Harness your challenging self-talk and thoughts for good

Mike Cannon-Brookes is well-known in the Australian start-up, technology and Product Management , what wasn’t known before TedX Sydney is that Mike has imposter syndrome.

Mike shared that he hadn’t even known what imposter syndrome was until recently, but that through his life he’d frequently been in situations where he’d experienced a “fear of being found out” as not having the right experience, credentials or expertise to participate.

He described a sense that perhaps he was only moments away from the ‘adults in suits’ calling his bluff and asking him to leave.

More importantly, Mike told the audience that this feeling doesn’t go away with success.

His advice is to harness those feelings. Don’t be afraid to ask questions or seek advice. But most importantly, don’t freeze up. Use those situations to learn and build skills. And know you may well be in good company if you’re feeling a little like an imposter.

L-FRESH the Lion at TedX Sydney 2017
L-FRESH the Lion at TedX Sydney 2017

It’s time to take an inclusive approach to Accessibility design

Sarah Houbolt is a theatre performer, athlete, arts manager and diversity expert. She spoke passionately about the need for product designers to bring people with accessibility needs into the product design process.

“I want to invite industry to our table and to follow our conversations about innovation. And include people with disability as access consultants from the very start to the very end of the design and development process.”

“And in that designing for accessibility space, I need to see solutions that focus on fixing our environments first, rather than focusing on fixing our bodily experience of the world. Because while innovation might lead to accessibility, it’s actually when we think about accessibility and when we implement accessibility that it always leads to innovation.”

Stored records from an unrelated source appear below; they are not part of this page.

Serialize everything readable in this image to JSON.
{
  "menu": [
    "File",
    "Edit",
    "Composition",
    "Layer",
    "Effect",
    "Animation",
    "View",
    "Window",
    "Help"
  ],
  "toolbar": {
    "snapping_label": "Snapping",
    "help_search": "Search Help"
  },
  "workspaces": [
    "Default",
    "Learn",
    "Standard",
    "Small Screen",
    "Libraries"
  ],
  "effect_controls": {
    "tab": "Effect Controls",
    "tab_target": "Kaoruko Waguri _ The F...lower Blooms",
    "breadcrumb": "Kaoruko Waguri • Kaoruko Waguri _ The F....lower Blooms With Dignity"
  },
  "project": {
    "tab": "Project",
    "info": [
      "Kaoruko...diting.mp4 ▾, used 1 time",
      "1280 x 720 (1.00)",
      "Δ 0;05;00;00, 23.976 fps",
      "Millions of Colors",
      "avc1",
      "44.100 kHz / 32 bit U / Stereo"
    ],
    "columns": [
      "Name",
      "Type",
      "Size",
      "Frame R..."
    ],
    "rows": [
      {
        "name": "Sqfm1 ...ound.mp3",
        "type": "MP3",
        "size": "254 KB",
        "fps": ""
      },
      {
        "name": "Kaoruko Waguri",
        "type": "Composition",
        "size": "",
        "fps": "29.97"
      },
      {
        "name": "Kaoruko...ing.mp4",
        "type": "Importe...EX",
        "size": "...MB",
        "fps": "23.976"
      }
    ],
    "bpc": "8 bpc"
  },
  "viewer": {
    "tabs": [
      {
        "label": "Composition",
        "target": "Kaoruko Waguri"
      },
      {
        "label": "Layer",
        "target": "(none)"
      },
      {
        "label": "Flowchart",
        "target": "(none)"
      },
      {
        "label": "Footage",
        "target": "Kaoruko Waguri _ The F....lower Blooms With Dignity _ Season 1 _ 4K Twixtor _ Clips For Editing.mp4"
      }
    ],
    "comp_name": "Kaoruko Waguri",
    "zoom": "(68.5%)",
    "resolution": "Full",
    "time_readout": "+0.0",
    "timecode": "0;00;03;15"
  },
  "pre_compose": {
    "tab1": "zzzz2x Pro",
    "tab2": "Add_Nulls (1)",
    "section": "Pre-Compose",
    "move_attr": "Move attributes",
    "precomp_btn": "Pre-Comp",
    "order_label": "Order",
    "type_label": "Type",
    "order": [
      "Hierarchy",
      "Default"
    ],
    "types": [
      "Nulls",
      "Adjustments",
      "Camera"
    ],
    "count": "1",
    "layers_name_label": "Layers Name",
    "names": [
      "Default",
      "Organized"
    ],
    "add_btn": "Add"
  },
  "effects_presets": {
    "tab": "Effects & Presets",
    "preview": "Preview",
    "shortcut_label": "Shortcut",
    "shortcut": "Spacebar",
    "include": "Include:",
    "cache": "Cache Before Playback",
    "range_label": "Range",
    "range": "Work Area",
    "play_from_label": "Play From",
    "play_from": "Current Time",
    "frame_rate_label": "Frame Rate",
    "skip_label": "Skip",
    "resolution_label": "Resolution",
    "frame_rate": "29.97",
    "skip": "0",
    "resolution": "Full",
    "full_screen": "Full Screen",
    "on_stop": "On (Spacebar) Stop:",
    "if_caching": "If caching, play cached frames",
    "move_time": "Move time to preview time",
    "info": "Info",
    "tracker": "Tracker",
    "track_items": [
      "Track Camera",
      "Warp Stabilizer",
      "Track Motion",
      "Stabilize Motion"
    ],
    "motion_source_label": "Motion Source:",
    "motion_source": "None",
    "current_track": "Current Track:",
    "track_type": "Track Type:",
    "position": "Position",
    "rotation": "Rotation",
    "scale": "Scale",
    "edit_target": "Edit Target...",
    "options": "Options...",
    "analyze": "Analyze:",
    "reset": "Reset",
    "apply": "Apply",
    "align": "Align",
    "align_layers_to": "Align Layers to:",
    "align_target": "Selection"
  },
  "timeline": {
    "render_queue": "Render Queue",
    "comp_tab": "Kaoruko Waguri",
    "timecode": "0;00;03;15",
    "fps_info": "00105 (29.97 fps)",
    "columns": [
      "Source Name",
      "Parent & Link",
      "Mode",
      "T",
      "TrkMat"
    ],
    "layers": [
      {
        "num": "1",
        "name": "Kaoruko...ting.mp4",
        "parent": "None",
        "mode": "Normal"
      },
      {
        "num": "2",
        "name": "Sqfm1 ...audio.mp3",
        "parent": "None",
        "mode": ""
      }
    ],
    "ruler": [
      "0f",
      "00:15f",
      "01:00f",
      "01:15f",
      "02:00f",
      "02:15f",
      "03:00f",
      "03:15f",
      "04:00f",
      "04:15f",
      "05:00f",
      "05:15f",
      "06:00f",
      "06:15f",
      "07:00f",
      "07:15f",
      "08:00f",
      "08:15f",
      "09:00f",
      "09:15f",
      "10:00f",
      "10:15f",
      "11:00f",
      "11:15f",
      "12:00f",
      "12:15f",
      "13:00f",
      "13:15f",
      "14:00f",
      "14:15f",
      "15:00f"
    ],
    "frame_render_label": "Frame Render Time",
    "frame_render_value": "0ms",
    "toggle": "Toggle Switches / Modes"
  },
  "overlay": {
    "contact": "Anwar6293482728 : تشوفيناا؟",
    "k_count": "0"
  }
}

The population with disabilities has now reached critical mass, so they’re a significant market to address. And Sarah says, from a self-interest point of view, most of us will have accessibility needs as we age, so it’s time to make a positive change.

The future of engineering will blow your mind

Elanor Huntington is the Dean of Engineering at ANU and she’s on a mission to find the next generation of engineers during “one of the most profound transformative periods for the interaction between technology and society.”

She says at the heart of engineering is balancing technological opportunity with technological risk.

Describing a future where individuals, technology and society will converge, Elanor flagged the risks control loops in products will impact our everyday behvaiours.

“Right now the combination of the internet of things, social media and artificial intelligence, means the next great engineering discipline is just about to be born. And this one, because it’s about how connected we are to each other and to things is actually going to have us inside the machine. And that’s really profound.”

“We’re just about to have access to precise, detailed, real-time data about our actions and interactions. And that’s going to mean that people and algorithms can make decisions that affect the way that we behave.”

“That’s actually a control loop. And up until now control engineering has been used to engineer things. But guess what. Not any more. This time it’s us.”

So the next generation of engineers will need not just maths, science and technology. They’ll need psychology, anthropology and design skills, in order to balance the risks and opportunities.

Listen and exercise perspective-taking capacity

The TedX Sydney event showcased many voices. We heard from people who we might not come across in the normal course of our business and personal lives. People from different races, geographies, and with different lived experiences and different world views.

It was a great exercise in perspective-taking capacity to listen deeply and to sometimes feel discomfort as the stories unfolded.

As product managers we need a highly developed ability to listen. We have to be open to really hear what customers are telling us. We must listen closely to our colleagues and peers. In both cases, we might not always like the message. But we must strive to develop a deep understanding.

Because it’s only with this deep understanding that we can hope to make effective decisions for our Products.

Jen Marshall

Jen Marshall | Author

Jen is CEO at Brainmates. She's interested in building the profile of Product Management and contributing to a rich discussion on the state of Product Management in Australia.